the situation, and they have to appreciate that. We have control of our own
destiny at this point. And that has to mean something to them."

Granted, this probably isn't the year the Rams make it to the Super Bowl. But
given all they've gone through - including several left guards, a few right
tackles, too many safeties to count, and some disastrous special-teams play -
simply making the playoffs for the fifth time in six seasons would be an
accomplishment. And once you get in Paul Tagliabue's postseason pageant, who
knows?

"We're not happy with where we're at," quarterback Marc Bulger said. "That's
pretty obvious."

But, Bulger added, "We're not sitting here at 2-8. We're not where we need to
be, but as bad as we've played, we're still in a position to make the
playoffs."

The NFL games on Thursday and Sunday only helped the Rams' postseason hopes.
The New York Giants fell to 5-6 with a loss to Philadelphia. Tampa Bay, New
Orleans, Arizona, Chicago and Detroit all fell to 4-7 with defeats.

Most important, NFC West-leading Seattle fell to 6-5 after getting spanked by
visiting Buffalo 38-9. So if the Rams can stretch their prime-time winning
streak to nine games tonight in Green Bay, they will regain the lead in the
West by virtue of the tiebreaker edge over Seattle. (Namely, going 2-0 this
season against the Seahawks.)

"We're still hanging on, that's the big thing," defensive end Leonard Little
said. "It's a matter of just taking advantage of the opportunity and winning
some of these games."

Ten victories probably wins the NFC West. Nine victories probably gets a wild
card. But are the Rams, losers of three of their last four contests, capable of
a late-season roll?

"I think the consistency we're looking for, we haven't had it," Bulger said.
"We've been talking about it now for about a month. We need that full, complete
game on both sides of the ball."

Until they do that, the Rams will keep struggling. And of course, there are
easier ways to reverse a slide than staring down Brett Favre on a chilly night
at Lambeau Field.

Winners of five in a row, Favre and the Packers (6-4) are rolling. They need a
victory tonight to keep pace with Minnesota (7-4) in the NFC North.

Today's forecast no longer calls for snow showers, as was the case a few days
ago. Nonetheless, the temperature is expected to dip below freezing, which is
Favre weather.

When the temperature is 34 degrees or below at kickoff, Favre is 29-0 at home
in the regular season - 36-1 if you include postseason play.
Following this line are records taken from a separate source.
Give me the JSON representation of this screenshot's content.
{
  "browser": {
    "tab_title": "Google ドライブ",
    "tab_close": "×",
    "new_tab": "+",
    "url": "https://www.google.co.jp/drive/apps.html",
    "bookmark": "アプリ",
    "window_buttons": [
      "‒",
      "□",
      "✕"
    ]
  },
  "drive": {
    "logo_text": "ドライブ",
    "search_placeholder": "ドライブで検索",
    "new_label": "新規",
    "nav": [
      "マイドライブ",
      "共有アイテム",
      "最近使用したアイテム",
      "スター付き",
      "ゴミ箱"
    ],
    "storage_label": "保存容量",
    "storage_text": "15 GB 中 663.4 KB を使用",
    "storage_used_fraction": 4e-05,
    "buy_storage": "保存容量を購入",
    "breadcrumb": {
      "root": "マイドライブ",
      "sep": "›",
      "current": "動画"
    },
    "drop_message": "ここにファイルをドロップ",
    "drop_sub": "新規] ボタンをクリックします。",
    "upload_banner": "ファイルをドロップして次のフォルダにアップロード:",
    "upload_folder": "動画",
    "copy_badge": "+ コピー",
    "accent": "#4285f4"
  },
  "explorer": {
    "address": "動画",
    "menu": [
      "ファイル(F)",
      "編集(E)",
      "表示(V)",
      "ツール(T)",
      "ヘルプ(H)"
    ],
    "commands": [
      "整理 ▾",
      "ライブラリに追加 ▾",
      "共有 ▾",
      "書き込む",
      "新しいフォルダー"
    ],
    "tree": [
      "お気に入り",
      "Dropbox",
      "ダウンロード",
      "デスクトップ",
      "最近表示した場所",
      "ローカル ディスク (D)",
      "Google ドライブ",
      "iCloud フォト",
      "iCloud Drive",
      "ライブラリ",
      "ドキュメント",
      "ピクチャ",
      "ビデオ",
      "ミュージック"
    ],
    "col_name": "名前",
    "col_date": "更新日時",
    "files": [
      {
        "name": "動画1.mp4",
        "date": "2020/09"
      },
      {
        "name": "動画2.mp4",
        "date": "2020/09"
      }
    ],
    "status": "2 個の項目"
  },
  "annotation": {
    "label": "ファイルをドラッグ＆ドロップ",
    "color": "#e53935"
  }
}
The Rams,
meanwhile, are 4-9 when the temperature is below 50 at kickoff since the move
to St. Louis in 1995.

Neither set of numbers bodes well for the Rams. Nor does the Lambeau mystique,
although the Packers haven't been nearly as formidable there lately. Since the
start of the 1992 season, Green Bay is 75-17 at home in the regular season, but
it is only 7-6 since the start of '03, and only 2-3 this season.

"When you start thinking about mystique and all that kind of stuff, you
probably ought to play someplace else," Martz said. "Every stadium in the NFL's
got something special to it. Lambeau's a special place, but we're not playing
the mystique, or the name. We're playing the Packers."

And that should be more than enough to keep the Rams busy tonight.